What needs to be done:
In the entries below, find each line bearing the string "structured" and copy it.

______________________________

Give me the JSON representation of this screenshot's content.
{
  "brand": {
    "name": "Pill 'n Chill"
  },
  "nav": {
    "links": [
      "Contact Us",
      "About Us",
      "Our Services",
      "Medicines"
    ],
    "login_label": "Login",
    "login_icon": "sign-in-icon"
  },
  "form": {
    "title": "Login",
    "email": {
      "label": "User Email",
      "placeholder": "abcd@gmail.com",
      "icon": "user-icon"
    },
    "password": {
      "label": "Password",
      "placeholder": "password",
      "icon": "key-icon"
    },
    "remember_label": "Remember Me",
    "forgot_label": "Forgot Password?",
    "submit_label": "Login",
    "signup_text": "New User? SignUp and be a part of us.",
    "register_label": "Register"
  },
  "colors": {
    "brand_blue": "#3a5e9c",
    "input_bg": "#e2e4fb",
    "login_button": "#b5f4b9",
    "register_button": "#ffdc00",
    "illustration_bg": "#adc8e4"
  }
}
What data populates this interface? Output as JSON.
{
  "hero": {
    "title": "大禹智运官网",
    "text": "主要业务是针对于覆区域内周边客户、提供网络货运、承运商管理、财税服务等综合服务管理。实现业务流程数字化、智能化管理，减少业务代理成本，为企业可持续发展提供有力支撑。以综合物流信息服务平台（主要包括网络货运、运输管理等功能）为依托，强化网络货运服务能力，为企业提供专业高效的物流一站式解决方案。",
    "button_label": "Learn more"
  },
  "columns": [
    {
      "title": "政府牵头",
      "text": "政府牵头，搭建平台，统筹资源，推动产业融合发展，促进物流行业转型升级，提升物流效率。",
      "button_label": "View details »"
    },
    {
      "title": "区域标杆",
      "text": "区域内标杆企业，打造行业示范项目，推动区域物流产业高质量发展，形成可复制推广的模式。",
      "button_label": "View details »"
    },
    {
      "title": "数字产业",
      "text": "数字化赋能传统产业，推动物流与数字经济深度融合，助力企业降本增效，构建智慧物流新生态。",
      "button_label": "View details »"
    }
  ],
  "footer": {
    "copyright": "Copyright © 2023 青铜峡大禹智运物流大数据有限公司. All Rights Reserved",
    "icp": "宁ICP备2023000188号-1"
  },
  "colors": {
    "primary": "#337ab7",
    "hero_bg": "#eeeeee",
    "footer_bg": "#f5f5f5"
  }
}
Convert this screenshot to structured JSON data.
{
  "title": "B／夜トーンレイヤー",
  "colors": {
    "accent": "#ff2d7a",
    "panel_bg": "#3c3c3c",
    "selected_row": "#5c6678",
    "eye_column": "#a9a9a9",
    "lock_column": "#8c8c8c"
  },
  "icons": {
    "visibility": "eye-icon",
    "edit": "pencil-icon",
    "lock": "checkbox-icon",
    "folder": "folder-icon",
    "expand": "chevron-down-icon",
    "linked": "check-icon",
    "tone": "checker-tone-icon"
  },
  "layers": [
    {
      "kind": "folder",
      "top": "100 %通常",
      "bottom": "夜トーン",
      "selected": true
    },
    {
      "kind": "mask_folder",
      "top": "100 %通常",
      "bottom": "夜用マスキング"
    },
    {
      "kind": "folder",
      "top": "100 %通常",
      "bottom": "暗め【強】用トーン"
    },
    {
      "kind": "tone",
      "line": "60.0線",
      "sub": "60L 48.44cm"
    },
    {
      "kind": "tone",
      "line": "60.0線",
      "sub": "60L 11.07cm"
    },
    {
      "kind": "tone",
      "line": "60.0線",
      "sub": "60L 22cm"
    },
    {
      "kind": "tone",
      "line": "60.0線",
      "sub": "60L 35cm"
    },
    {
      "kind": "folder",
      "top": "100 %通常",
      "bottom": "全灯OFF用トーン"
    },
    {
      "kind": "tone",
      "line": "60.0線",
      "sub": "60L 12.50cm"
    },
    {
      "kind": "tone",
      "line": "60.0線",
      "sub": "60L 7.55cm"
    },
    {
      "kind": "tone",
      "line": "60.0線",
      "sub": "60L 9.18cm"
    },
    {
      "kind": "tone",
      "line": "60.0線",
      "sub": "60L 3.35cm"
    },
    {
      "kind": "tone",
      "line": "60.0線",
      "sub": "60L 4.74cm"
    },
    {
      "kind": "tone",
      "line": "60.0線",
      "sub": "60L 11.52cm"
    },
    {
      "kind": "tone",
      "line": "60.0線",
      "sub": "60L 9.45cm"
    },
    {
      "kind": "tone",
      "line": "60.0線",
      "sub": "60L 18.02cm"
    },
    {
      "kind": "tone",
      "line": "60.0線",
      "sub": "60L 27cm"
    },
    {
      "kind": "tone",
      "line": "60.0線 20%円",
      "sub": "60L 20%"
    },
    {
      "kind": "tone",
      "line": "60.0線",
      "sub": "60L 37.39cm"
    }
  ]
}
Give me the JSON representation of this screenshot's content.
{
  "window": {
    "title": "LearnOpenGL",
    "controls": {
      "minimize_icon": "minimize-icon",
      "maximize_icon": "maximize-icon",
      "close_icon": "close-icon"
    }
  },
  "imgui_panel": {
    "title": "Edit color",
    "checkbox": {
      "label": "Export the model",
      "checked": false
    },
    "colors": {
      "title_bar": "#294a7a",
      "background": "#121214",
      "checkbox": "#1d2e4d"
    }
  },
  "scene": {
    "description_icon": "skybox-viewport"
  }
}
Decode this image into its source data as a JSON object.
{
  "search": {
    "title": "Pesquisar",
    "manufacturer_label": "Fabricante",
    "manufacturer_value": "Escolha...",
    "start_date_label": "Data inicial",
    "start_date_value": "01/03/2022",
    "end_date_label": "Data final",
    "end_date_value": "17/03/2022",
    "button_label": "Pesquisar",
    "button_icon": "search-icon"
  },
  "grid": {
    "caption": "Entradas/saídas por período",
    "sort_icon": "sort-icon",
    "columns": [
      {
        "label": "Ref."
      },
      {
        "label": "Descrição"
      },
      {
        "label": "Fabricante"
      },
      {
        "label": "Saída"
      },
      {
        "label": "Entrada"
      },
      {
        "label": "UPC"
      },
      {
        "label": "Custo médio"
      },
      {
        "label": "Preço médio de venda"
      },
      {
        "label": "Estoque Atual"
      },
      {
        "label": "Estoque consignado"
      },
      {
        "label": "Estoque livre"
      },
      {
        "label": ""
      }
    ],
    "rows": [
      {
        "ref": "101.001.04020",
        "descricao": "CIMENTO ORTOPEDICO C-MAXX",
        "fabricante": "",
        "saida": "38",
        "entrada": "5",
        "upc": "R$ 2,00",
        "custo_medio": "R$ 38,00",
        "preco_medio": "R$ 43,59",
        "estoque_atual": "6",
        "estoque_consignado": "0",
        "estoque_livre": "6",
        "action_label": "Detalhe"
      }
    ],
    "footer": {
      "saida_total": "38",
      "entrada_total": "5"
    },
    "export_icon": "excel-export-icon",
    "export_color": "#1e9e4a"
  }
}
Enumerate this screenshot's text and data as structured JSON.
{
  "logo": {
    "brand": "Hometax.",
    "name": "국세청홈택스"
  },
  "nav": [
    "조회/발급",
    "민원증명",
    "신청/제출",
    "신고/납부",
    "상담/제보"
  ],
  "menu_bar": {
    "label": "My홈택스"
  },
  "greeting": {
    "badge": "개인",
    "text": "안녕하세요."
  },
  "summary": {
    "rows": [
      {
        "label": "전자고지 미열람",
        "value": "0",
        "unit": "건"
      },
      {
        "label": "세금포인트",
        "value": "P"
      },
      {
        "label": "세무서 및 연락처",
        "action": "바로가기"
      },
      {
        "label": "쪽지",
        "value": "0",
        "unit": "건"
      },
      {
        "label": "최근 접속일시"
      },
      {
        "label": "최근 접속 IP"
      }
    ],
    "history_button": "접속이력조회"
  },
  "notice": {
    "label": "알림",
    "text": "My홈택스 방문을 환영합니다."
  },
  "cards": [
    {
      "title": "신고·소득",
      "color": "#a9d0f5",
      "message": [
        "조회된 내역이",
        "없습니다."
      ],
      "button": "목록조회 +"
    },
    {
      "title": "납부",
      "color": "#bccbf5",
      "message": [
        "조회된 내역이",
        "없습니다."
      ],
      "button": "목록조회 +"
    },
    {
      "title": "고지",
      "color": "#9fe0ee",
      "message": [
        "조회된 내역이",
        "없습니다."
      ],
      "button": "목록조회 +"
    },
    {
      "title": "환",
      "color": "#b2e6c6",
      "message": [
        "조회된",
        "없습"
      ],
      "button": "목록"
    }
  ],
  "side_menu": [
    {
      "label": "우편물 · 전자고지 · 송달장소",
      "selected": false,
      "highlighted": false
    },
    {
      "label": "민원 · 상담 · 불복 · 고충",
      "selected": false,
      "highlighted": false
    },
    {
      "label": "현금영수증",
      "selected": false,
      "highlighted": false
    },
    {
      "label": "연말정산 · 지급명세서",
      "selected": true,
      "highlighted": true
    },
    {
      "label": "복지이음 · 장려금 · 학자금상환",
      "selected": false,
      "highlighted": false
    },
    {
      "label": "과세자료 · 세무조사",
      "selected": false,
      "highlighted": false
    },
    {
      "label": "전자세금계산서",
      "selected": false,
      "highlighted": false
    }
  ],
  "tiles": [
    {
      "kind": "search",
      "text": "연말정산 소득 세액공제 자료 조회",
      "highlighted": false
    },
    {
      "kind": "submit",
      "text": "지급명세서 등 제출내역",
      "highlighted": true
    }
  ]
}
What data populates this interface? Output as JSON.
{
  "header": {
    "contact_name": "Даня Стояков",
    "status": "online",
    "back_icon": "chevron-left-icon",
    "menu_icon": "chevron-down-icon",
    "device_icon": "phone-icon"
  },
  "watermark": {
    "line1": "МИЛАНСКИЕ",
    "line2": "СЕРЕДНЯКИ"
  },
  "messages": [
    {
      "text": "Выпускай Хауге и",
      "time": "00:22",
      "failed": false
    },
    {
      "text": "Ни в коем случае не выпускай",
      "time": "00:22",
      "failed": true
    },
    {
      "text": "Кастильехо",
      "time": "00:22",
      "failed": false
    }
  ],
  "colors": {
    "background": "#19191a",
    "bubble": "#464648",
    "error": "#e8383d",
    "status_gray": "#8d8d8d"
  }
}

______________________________

Finished exercise:
Convert this screenshot to structured JSON data.
Enumerate this screenshot's text and data as structured JSON.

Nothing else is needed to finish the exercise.